(Beginning of Records to use)
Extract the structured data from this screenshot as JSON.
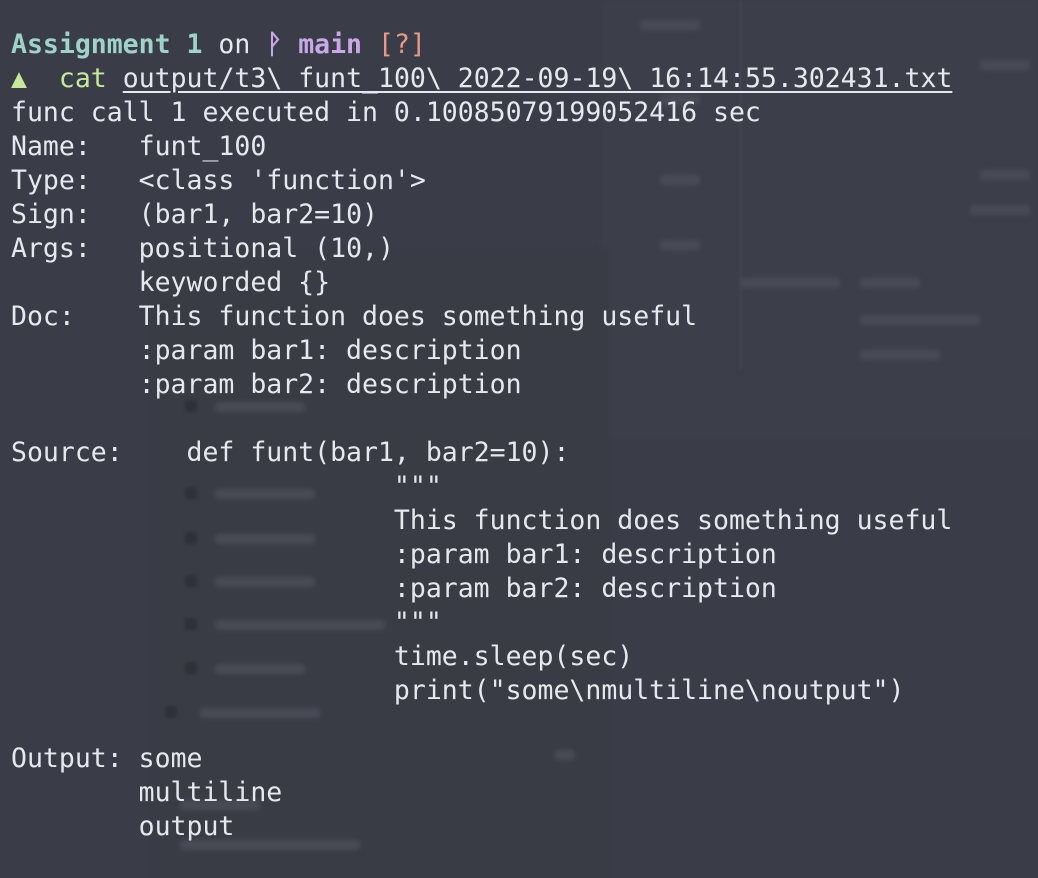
{
  "prompt": {
    "dir": "Assignment 1",
    "on": "on",
    "branch_icon": "ᚹ",
    "branch": "main",
    "status": "[?]"
  },
  "command": {
    "arrow": "▲",
    "name": "cat",
    "arg": "output/t3\\ funt_100\\ 2022-09-19\\ 16:14:55.302431.txt"
  },
  "output": {
    "exec_line": "func call 1 executed in 0.10085079199052416 sec",
    "name_label": "Name:",
    "name_value": "funt_100",
    "type_label": "Type:",
    "type_value": "<class 'function'>",
    "sign_label": "Sign:",
    "sign_value": "(bar1, bar2=10)",
    "args_label": "Args:",
    "args_positional": "positional (10,)",
    "args_keyworded": "keyworded {}",
    "doc_label": "Doc:",
    "doc_lines": [
      "This function does something useful",
      ":param bar1: description",
      ":param bar2: description"
    ],
    "source_label": "Source:",
    "source_def": "def funt(bar1, bar2=10):",
    "source_lines": [
      "\"\"\"",
      "This function does something useful",
      ":param bar1: description",
      ":param bar2: description",
      "\"\"\"",
      "time.sleep(sec)",
      "print(\"some\\nmultiline\\noutput\")"
    ],
    "output_label": "Output:",
    "output_lines": [
      "some",
      "multiline",
      "output"
    ]
  }
}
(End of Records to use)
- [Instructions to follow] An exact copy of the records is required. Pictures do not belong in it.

- [Exercise solution]
Extract the structured data from this screenshot as JSON.
{
  "prompt": {
    "dir": "Assignment 1",
    "on": "on",
    "branch_icon": "ᚹ",
    "branch": "main",
    "status": "[?]"
  },
  "command": {
    "arrow": "▲",
    "name": "cat",
    "arg": "output/t3\\ funt_100\\ 2022-09-19\\ 16:14:55.302431.txt"
  },
  "output": {
    "exec_line": "func call 1 executed in 0.10085079199052416 sec",
    "name_label": "Name:",
    "name_value": "funt_100",
    "type_label": "Type:",
    "type_value": "<class 'function'>",
    "sign_label": "Sign:",
    "sign_value": "(bar1, bar2=10)",
    "args_label": "Args:",
    "args_positional": "positional (10,)",
    "args_keyworded": "keyworded {}",
    "doc_label": "Doc:",
    "doc_lines": [
      "This function does something useful",
      ":param bar1: description",
      ":param bar2: description"
    ],
    "source_label": "Source:",
    "source_def": "def funt(bar1, bar2=10):",
    "source_lines": [
      "\"\"\"",
      "This function does something useful",
      ":param bar1: description",
      ":param bar2: description",
      "\"\"\"",
      "time.sleep(sec)",
      "print(\"some\\nmultiline\\noutput\")"
    ],
    "output_label": "Output:",
    "output_lines": [
      "some",
      "multiline",
      "output"
    ]
  }
}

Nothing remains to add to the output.